Here are a few tips when buying and using frozen vegetables:
- Look for the “no frills” type, packaged without excess sodium, butter or cheese sauce. These will be lowest in calories, fat and sodium and tend to be less expensive.
- Buy a family sized bag versus a “serving for one”. You’ll likely pay the same price, but get more food for your dollar. Not to mention, it will encourage you to eat bigger servings of vegetables.
- Choose a variety of veggies. Who wants to eat only frozen peas? Get mixed vegetables for color and nutritional value as well as spinach, broccoli and other vegetables.
- Try frozen peppers and onions. These are great for casseroles, chili, eggs, soup and stew. Just think- no more onion tears!
- Add chopped frozen spinach to dips, quiche, soup or spaghetti sauce. It wilts down to nothing, but adds loads of beta-carotene and potassium.
- Steam frozen veggies in a microwave for 2 ½ minutes. The less time and water used, the more nutrients that are retained.
- Add frozen veggies to leftover rice or noodle dishes. They add color, flavor and nutrition to any dish.
- Pack frozen vegetables in your lunch as a side dish. They’re not just for dinner you know!
- Skip the steamable bag to save money.

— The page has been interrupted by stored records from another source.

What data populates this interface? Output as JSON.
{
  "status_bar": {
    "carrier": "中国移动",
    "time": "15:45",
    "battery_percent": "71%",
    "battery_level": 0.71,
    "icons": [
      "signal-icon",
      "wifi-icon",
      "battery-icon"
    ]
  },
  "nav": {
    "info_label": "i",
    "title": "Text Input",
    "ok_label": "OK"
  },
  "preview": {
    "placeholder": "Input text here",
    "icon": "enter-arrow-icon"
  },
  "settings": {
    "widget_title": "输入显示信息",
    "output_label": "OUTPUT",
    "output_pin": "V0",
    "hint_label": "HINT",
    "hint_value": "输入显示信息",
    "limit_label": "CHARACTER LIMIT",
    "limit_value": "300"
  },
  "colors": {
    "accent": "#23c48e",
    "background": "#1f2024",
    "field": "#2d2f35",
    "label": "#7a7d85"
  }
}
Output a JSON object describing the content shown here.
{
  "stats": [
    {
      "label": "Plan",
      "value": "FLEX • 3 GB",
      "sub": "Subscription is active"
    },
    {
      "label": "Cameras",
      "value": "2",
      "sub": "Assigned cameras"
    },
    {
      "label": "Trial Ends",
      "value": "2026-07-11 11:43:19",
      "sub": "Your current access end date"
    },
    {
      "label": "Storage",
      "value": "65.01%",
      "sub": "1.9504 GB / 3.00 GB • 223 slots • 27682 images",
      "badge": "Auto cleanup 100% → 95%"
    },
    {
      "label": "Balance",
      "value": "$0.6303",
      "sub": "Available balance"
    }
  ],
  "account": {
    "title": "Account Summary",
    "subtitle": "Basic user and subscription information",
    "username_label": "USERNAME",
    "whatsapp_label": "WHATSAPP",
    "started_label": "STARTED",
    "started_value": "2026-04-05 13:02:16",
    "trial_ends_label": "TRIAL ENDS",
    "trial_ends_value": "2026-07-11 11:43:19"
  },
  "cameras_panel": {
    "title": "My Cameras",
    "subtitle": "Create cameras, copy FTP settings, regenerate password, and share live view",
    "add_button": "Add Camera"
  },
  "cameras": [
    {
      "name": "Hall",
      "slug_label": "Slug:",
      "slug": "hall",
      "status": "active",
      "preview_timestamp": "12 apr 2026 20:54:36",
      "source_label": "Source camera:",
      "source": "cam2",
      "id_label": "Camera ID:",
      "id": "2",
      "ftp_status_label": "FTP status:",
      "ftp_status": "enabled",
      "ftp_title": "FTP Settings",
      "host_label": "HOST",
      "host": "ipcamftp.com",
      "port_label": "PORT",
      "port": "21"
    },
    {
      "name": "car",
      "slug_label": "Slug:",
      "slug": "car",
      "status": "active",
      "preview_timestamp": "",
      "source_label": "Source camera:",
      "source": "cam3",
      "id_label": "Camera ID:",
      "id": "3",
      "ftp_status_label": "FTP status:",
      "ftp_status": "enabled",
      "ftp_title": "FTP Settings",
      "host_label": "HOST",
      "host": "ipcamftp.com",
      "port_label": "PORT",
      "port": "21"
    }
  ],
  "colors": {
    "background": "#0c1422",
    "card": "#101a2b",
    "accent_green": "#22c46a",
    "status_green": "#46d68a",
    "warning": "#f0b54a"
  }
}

Frozen veggies can be steamed and served in a glass bowl from your microwave just as quickly.
- Don’t forget frozen squash or other varieties of vegetables. These can be added to soups or stews to boost fiber, beta-carotene and potassium to your recipes.